On tracing the history of Urquhart Church, first mentioned in a deed of 1237, we find that the original Parish Church, dedicated to St Margaret fell into disrepair early in the 19th Century, and was replaced by the church on Gashill in 1843. The Free Church members built the church at the East End of the village from stones from the former Parish Church, around the same time. The two churches were united in 1938, and in the mid 1940s the St Margaret’s Free Church and manse were sold, the proceeds being used to refurbish St Margaret’s Church Hall. Two beautiful stained glass windows from the Free Church and a Celtic Cross, thought to have come from the Priory founded in Urquhart in 1125, were incorporated into the building. When the Parish Church closed in 1988, the Communion table, Baptismal Font, and several chairs were placed in St Margaret’s Hall.

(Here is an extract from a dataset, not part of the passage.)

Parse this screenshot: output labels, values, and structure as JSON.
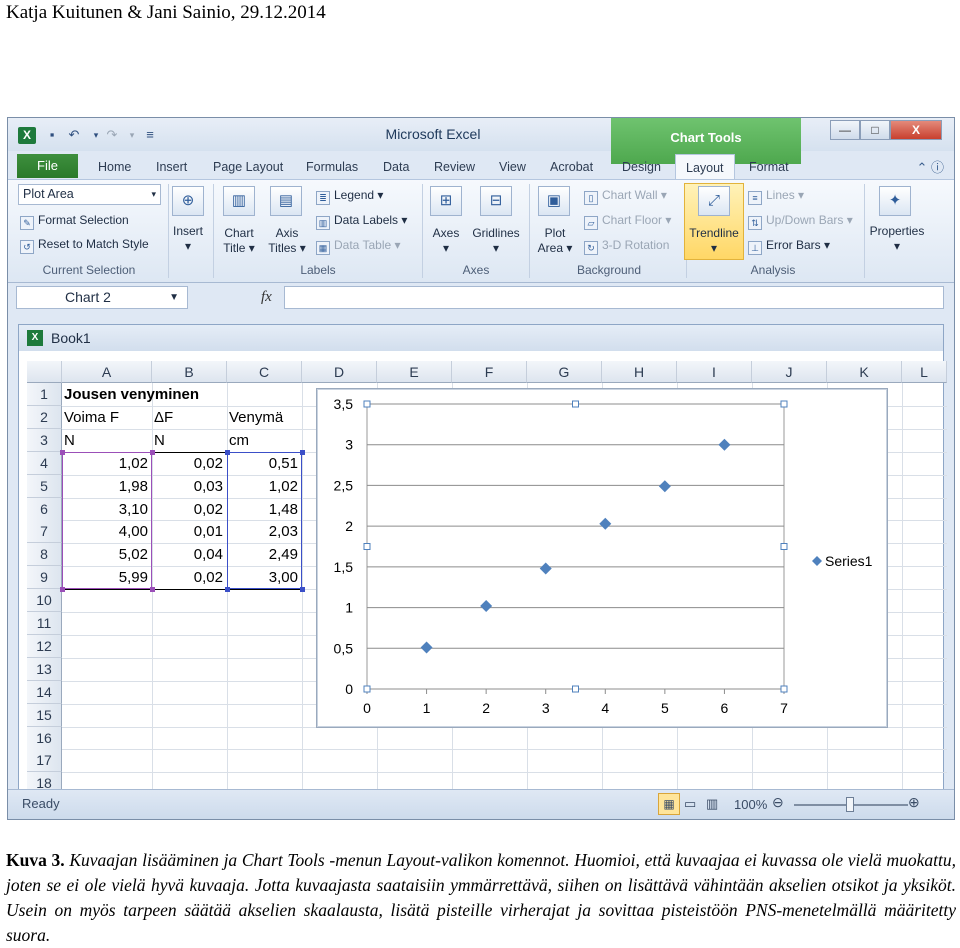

The first reference to a church in Lhanbryde was in 1225 – St Bride’s Church in Walkers Crescent. This building became a ruin around 1783. Around the same time, the church at Kirkhill, in the Parish of St Andrews, was burned to the ground. These churches were replaced by the present building, and the parishes renamed St Andrews-Lhanbryd. Around 1930, a new vestry and session room were built on; around 1960 the small hall was added; and to celebrate the Bicentenary in 1984, a large hall was added.

Following the union of the two churches in 1988, the church and manse at Urquhart were sold, with St Margaret’s Hall being retained as our place of worship in Urquhart. The church formerly known as St Andrews-Lhanbryd became the St Andrews-Lhanbryd and Urquhart Parish Church.